On March 13, 2014, President Obama signed a memorandum directing the United States Department of Labor to revise the regulations concerning employees' eligibility for overtime pay under the Fair Labor Standards Act ("FLSA"). Currently, employees with salaries of $23,500 or more may be exempt from receiving 1.5 times their regular pay rate in overtime pay if their duties meet tests under the executive, administrative, and professional exemptions requiring managerial or supervisory responsibilities, advanced knowledge, or independent judgment. Although President Obama has not provided the specific nature of the changes to the exemptions he is seeking, it is likely that he will increase the salary pay requirement to a level between $35,000 to $50,000 per year.
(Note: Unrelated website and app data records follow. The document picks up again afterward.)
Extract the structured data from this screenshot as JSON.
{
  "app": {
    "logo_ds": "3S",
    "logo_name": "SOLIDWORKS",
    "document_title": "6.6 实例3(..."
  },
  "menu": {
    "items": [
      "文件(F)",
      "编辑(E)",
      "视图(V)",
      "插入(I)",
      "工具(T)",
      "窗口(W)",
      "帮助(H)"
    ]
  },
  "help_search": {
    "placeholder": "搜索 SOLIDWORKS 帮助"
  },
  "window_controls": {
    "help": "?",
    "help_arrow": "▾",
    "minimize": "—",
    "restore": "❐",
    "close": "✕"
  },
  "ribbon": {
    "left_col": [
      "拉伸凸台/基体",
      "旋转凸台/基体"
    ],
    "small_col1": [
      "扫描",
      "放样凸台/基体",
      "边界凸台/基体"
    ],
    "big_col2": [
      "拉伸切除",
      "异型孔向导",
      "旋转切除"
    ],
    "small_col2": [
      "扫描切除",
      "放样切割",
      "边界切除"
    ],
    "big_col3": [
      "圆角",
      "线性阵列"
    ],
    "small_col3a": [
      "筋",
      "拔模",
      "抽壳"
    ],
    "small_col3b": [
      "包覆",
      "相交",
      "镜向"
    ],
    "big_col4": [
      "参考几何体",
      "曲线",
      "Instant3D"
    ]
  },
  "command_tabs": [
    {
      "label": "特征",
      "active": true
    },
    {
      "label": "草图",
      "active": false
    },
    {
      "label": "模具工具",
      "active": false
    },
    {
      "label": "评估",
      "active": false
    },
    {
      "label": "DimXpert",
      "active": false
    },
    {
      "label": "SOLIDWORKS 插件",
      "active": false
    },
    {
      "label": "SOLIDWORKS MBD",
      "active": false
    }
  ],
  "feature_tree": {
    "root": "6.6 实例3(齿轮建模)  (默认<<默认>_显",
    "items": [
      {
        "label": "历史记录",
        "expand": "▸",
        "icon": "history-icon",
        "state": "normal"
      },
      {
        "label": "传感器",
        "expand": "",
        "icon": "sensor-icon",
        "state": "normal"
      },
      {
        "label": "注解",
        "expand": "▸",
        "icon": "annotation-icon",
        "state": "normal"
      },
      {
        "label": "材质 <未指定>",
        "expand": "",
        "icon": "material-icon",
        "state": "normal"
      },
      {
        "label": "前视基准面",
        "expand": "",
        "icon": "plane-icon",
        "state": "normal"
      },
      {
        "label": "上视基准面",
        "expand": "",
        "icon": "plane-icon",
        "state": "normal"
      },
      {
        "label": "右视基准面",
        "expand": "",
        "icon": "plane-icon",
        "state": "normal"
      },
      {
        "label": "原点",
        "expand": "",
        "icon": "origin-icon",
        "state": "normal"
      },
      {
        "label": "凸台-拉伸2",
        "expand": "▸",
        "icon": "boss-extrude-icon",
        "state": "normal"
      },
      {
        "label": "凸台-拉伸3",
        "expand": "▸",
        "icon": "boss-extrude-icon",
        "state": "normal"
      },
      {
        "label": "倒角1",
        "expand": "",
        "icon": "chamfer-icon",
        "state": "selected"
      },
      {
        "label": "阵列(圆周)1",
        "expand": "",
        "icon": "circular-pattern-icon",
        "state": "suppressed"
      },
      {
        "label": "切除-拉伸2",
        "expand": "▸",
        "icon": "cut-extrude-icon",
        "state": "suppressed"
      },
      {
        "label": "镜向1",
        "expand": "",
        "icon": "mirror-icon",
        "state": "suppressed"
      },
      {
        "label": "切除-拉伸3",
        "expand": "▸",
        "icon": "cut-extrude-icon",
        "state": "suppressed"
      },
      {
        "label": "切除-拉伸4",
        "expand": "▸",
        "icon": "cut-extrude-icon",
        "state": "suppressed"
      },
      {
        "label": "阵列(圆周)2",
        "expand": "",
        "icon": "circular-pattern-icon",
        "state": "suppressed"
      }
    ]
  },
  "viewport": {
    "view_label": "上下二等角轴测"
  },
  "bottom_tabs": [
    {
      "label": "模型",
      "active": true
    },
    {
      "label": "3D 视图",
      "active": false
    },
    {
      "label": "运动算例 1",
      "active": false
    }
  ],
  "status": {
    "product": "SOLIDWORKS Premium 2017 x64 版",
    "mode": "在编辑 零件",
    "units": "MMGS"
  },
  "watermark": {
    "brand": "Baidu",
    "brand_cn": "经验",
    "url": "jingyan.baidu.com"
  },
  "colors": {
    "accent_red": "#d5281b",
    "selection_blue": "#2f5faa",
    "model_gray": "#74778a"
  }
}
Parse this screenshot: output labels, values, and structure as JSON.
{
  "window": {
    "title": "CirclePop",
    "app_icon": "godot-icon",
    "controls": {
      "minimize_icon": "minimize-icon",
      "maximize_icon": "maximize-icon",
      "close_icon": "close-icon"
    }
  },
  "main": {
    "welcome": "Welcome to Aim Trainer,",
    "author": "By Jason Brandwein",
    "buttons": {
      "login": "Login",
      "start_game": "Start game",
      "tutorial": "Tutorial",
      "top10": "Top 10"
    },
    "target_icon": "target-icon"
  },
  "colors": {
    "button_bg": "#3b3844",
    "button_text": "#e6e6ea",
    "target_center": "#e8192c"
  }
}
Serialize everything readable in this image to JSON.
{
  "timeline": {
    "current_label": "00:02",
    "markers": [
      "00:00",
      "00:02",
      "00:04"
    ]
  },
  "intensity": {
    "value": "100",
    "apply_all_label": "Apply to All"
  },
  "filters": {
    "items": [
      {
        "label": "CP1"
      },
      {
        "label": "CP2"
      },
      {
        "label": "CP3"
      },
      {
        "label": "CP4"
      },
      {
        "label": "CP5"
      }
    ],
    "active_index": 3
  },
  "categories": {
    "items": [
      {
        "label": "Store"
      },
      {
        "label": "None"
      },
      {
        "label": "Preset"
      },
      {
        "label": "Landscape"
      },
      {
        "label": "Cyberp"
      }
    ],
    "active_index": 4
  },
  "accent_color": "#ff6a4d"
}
The President's Memorandum describes the FLSA's executive, administrative, and professional exemptions as outdated, and states that "millions of Americans lack the protections of overtime and even the right to the minimum wage." During a press conference at the White House, President Obama said that "unfortunately, today, millions of Americans aren't getting the extra pay they deserve" because "an exception that was originally meant for high-paid, white-collar employees now covers workers earning as little as $23,660 a year." An unnamed White House official was quoted expanding on the President's Memorandum by saying:

For example, a convenience store manager or a fast food shift supervisor or an office worker may be expected to work 50 or 60 hours a week or more, making barely enough to keep a family out of poverty, and not receive a dime of overtime pay. It's even possible that some of these workers make less than the minimum wage per year.1

Once the revisions are implemented, employees paid a salary under the threshold will become entitled to receive 1.5 times their regular pay rate for any hours they work over 40 in a week. For example, an employee making $40,000 per year working 60 hours per week would receive nearly $20,000 in additional overtime pay per year if paid time-and-one-half-overtime pay (if the salary or method of pay is not changed).

Though the revised regulations will likely not go into effect in 2014, as the DOL must draft the regulations and provide a period for public comments before final issuance, President Obama has also requested funding for 300 additional inspectors and directed the DOL to seek information from employers to support the revised regulation effort. Thus, employers are likely to see more Wage and Hour compliance audits by the DOL in coming months. Employers should review the duties and pay of their salaried positions and consider an attorney-client privileged audit of their exempt employees and pay practices.